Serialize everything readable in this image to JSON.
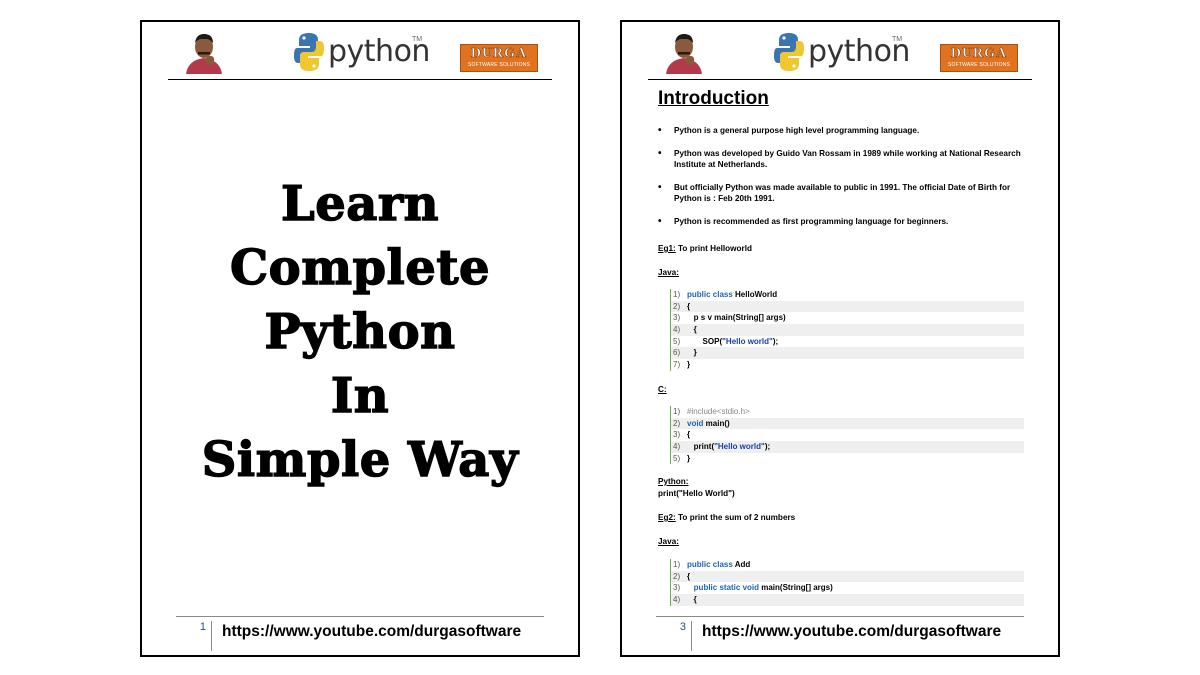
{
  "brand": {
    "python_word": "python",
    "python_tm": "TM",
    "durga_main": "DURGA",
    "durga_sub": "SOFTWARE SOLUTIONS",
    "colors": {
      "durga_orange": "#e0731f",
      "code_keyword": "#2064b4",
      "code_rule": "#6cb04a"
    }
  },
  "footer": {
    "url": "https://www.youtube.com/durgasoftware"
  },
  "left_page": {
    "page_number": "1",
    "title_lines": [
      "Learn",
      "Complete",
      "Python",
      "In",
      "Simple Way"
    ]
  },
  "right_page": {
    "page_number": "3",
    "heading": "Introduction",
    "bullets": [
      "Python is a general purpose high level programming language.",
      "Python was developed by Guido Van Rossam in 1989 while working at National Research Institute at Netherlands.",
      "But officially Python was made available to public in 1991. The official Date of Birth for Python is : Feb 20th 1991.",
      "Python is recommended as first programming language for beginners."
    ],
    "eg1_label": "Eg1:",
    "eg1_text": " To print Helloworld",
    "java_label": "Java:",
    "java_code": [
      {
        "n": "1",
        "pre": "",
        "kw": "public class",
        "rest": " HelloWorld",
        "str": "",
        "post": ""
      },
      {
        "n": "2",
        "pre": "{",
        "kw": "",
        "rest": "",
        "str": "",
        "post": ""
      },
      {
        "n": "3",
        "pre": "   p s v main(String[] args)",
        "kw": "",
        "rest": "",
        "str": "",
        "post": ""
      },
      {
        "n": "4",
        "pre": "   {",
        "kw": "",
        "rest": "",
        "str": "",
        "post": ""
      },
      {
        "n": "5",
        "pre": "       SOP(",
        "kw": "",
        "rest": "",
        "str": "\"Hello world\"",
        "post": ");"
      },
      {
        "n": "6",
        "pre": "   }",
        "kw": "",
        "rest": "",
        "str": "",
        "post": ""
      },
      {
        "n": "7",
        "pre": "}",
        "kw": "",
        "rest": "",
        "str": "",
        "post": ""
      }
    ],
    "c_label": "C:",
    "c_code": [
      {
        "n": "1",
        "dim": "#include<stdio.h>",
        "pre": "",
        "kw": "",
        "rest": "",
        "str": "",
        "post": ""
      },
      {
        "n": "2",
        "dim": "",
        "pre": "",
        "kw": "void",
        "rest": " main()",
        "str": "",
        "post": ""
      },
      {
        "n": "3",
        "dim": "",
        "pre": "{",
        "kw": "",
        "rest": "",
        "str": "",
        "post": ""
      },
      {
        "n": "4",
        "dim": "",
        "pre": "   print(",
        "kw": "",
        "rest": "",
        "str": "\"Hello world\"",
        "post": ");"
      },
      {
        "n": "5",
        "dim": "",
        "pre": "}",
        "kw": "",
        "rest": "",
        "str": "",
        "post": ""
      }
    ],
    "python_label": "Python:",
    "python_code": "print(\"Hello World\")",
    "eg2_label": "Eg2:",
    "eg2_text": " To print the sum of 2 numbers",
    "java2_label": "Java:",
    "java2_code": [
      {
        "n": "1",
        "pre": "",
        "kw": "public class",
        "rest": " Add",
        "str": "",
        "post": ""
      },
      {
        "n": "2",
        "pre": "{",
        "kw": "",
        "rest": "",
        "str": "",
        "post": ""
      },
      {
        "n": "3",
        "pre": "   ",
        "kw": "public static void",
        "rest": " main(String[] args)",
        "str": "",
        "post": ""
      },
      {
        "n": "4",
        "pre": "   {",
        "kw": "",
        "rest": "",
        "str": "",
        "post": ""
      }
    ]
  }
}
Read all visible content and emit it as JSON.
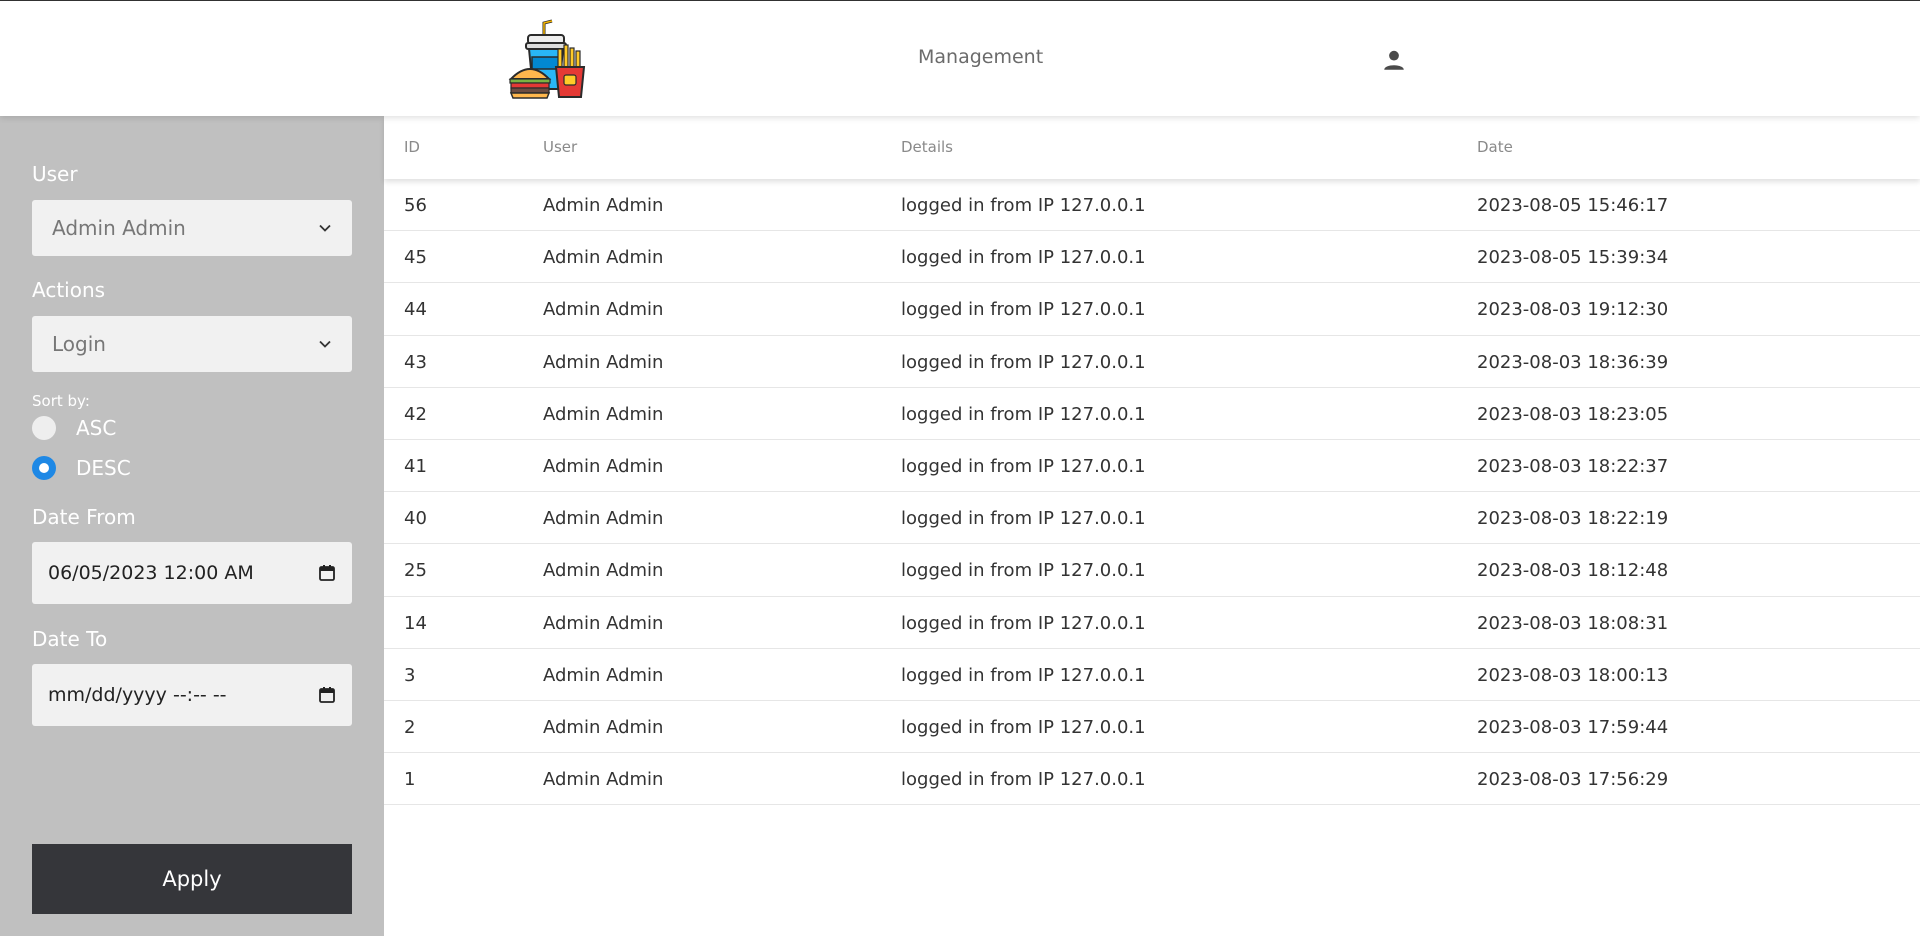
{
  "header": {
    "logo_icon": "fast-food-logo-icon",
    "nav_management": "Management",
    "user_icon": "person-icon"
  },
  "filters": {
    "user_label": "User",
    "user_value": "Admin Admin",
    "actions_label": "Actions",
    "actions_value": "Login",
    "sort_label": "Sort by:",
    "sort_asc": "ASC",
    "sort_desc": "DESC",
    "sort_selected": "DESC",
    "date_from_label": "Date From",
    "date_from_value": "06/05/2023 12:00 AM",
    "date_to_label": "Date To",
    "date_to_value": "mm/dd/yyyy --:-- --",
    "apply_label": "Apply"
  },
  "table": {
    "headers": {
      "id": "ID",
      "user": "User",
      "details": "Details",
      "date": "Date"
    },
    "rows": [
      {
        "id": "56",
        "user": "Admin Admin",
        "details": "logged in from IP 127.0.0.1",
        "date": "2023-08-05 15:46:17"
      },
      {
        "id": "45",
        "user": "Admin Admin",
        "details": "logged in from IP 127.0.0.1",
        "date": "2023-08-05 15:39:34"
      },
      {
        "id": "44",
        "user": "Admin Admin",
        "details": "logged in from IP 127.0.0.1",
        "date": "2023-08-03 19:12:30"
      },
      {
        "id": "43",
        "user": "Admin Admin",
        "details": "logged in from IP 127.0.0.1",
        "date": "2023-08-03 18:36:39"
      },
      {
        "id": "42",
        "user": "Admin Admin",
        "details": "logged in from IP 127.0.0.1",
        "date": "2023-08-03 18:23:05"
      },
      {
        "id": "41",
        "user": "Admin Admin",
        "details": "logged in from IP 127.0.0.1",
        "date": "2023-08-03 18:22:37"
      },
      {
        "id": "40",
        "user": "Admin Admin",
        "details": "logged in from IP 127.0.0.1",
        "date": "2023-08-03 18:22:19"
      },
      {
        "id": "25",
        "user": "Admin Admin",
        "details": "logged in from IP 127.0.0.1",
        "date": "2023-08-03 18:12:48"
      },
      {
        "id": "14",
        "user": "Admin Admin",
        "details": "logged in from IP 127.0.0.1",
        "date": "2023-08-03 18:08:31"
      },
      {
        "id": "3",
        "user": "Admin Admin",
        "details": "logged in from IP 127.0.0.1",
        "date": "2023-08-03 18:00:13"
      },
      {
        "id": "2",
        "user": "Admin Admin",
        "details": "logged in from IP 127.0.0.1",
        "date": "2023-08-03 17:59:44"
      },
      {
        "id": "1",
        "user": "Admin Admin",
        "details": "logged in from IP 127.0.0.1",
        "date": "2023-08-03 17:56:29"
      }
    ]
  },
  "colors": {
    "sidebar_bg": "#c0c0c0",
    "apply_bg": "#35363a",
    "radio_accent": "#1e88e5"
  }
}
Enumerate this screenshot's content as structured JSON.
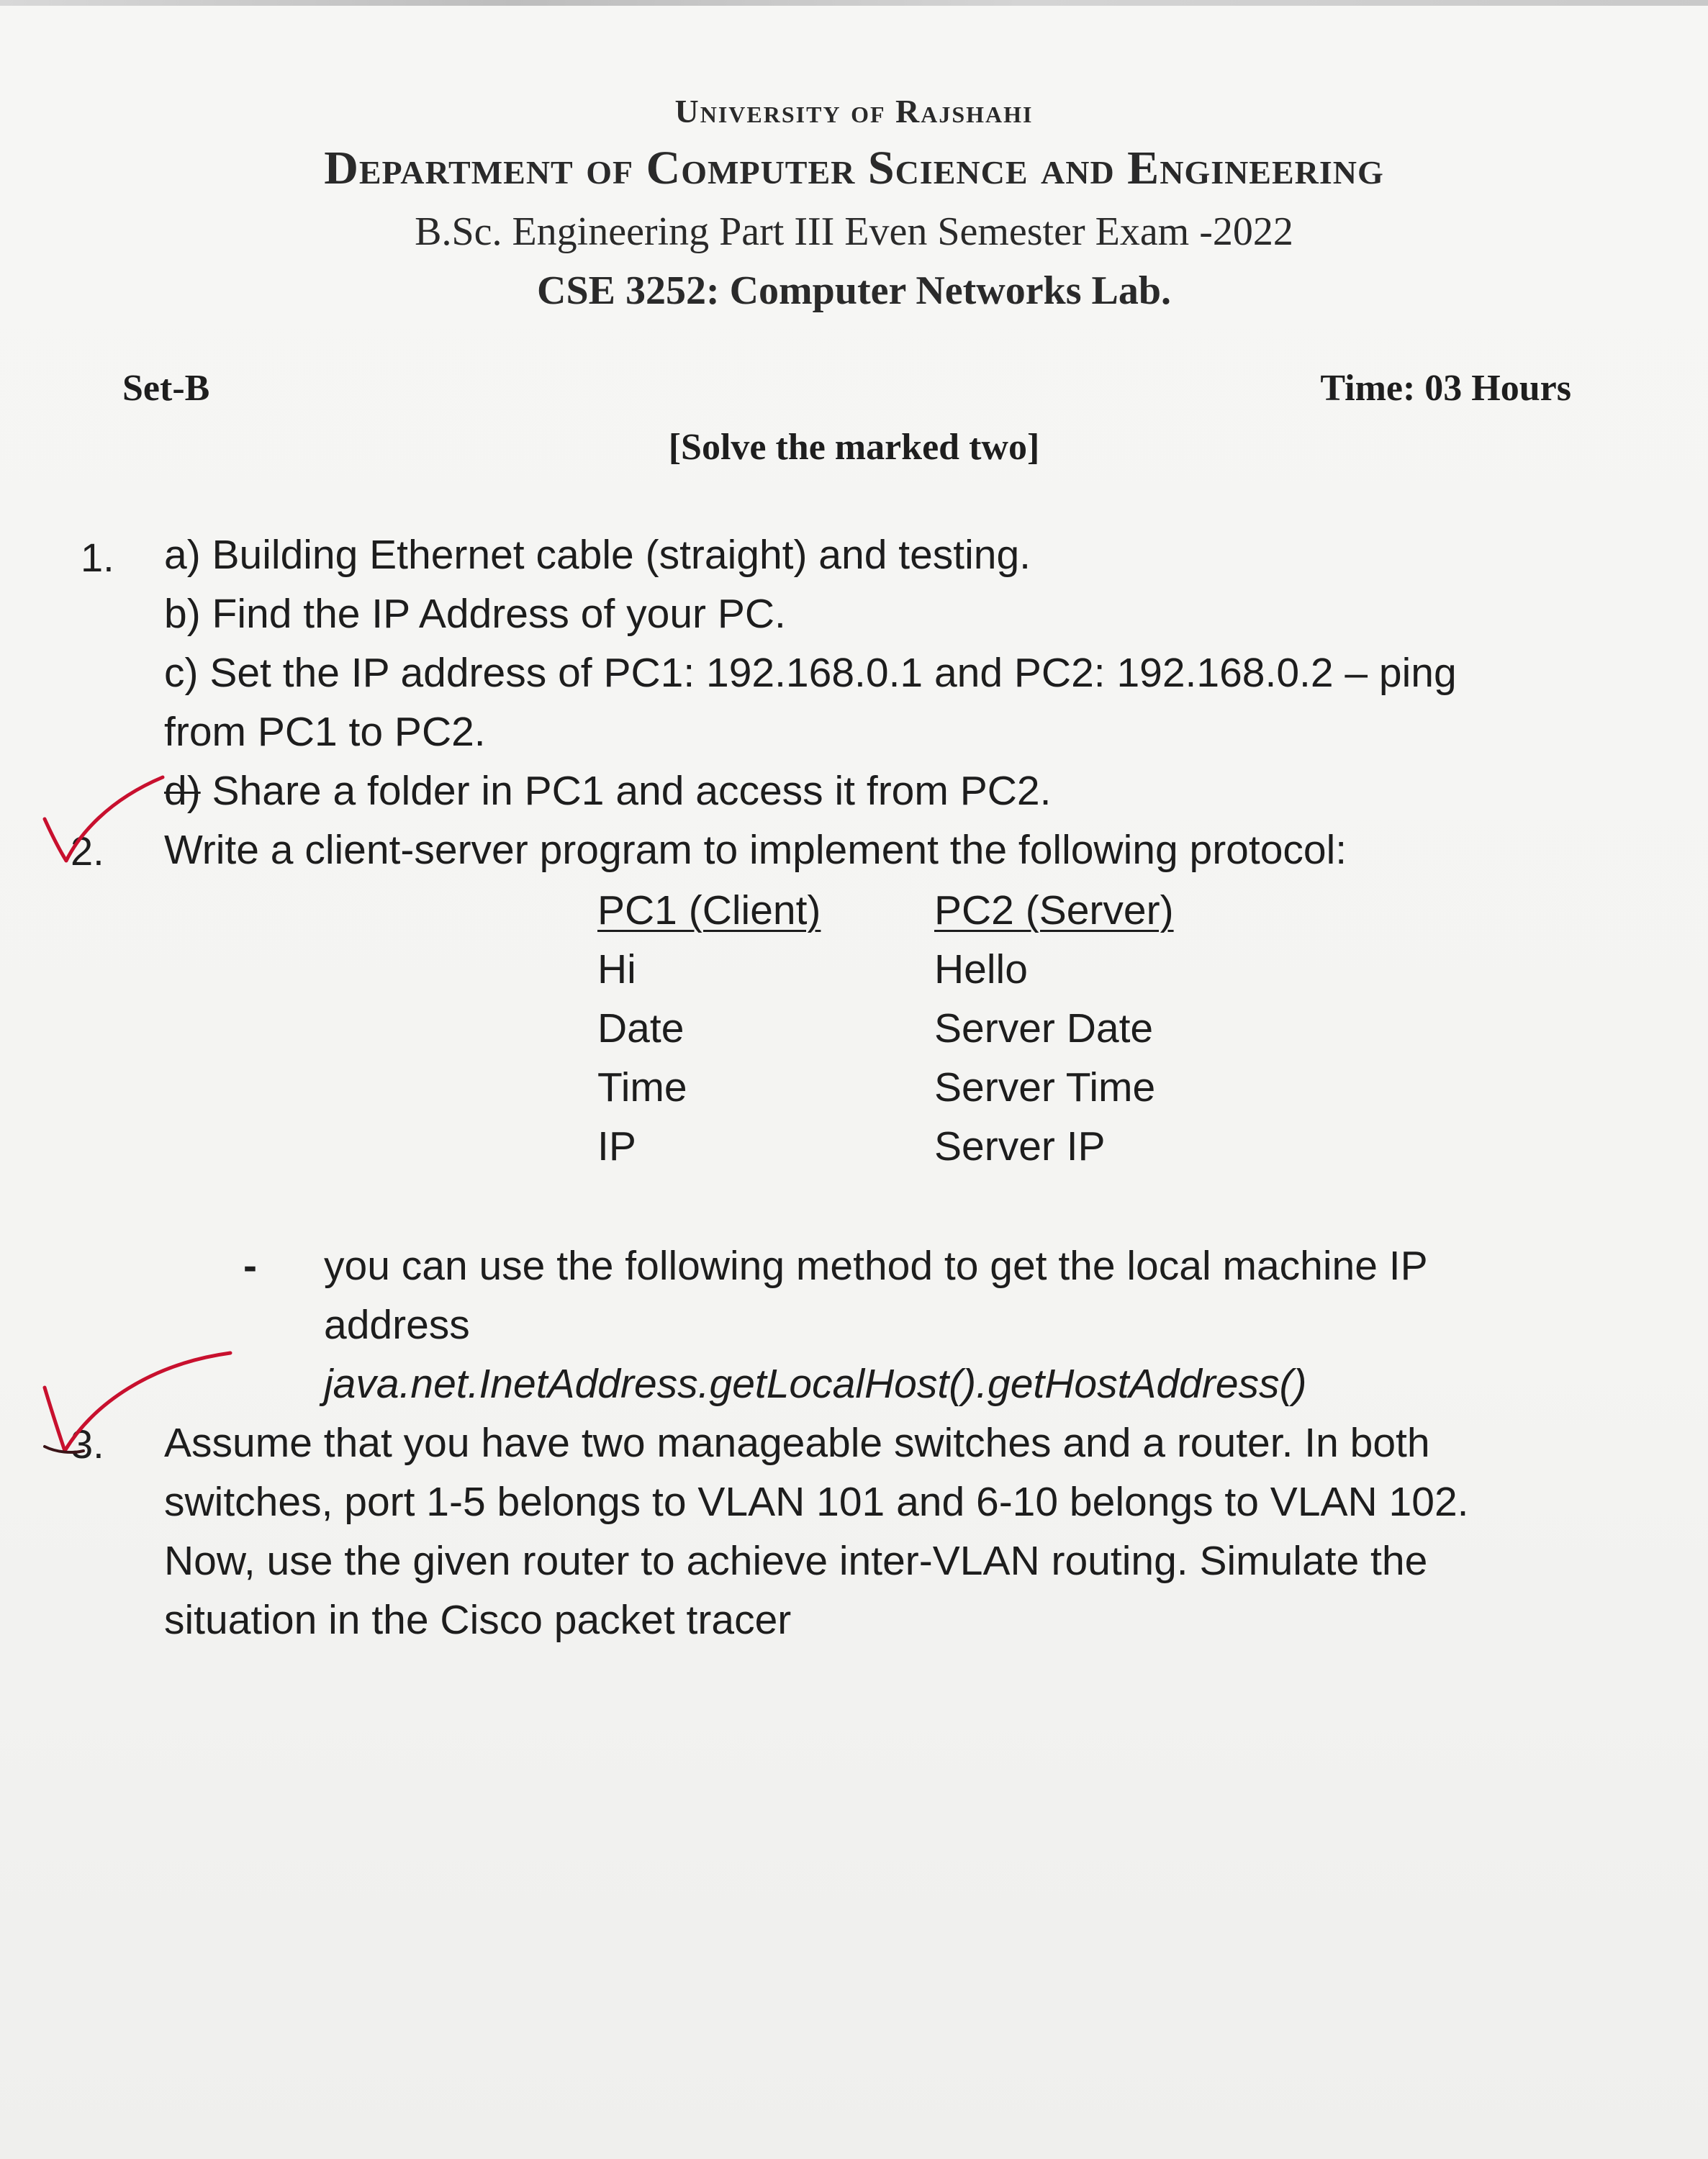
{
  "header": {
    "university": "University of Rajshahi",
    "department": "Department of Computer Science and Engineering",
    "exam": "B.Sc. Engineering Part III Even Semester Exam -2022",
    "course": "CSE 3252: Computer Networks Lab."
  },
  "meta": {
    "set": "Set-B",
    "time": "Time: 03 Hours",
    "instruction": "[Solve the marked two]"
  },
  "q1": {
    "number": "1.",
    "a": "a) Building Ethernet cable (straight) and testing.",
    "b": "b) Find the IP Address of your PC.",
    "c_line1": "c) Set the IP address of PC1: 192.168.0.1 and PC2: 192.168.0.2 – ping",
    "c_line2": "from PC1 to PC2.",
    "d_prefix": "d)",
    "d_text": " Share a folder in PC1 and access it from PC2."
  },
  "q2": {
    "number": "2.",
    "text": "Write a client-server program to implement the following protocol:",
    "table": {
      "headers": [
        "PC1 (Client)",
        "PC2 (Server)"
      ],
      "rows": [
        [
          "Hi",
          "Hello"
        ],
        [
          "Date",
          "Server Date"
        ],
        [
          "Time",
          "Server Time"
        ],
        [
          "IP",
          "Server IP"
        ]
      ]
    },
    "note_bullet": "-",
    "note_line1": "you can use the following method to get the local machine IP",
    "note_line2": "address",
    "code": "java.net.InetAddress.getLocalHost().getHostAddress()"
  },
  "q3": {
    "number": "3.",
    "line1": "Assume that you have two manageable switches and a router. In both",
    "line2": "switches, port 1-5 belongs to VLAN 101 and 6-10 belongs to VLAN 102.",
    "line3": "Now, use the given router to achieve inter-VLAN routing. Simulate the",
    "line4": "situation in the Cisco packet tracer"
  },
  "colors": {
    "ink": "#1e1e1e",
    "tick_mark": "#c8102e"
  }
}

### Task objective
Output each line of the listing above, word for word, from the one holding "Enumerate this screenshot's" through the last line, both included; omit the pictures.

### Exercise result
Enumerate this screenshot's content as structured JSON.
{
  "header": {
    "university": "University of Rajshahi",
    "department": "Department of Computer Science and Engineering",
    "exam": "B.Sc. Engineering Part III Even Semester Exam -2022",
    "course": "CSE 3252: Computer Networks Lab."
  },
  "meta": {
    "set": "Set-B",
    "time": "Time: 03 Hours",
    "instruction": "[Solve the marked two]"
  },
  "q1": {
    "number": "1.",
    "a": "a) Building Ethernet cable (straight) and testing.",
    "b": "b) Find the IP Address of your PC.",
    "c_line1": "c) Set the IP address of PC1: 192.168.0.1 and PC2: 192.168.0.2 – ping",
    "c_line2": "from PC1 to PC2.",
    "d_prefix": "d)",
    "d_text": " Share a folder in PC1 and access it from PC2."
  },
  "q2": {
    "number": "2.",
    "text": "Write a client-server program to implement the following protocol:",
    "table": {
      "headers": [
        "PC1 (Client)",
        "PC2 (Server)"
      ],
      "rows": [
        [
          "Hi",
          "Hello"
        ],
        [
          "Date",
          "Server Date"
        ],
        [
          "Time",
          "Server Time"
        ],
        [
          "IP",
          "Server IP"
        ]
      ]
    },
    "note_bullet": "-",
    "note_line1": "you can use the following method to get the local machine IP",
    "note_line2": "address",
    "code": "java.net.InetAddress.getLocalHost().getHostAddress()"
  },
  "q3": {
    "number": "3.",
    "line1": "Assume that you have two manageable switches and a router. In both",
    "line2": "switches, port 1-5 belongs to VLAN 101 and 6-10 belongs to VLAN 102.",
    "line3": "Now, use the given router to achieve inter-VLAN routing. Simulate the",
    "line4": "situation in the Cisco packet tracer"
  },
  "colors": {
    "ink": "#1e1e1e",
    "tick_mark": "#c8102e"
  }
}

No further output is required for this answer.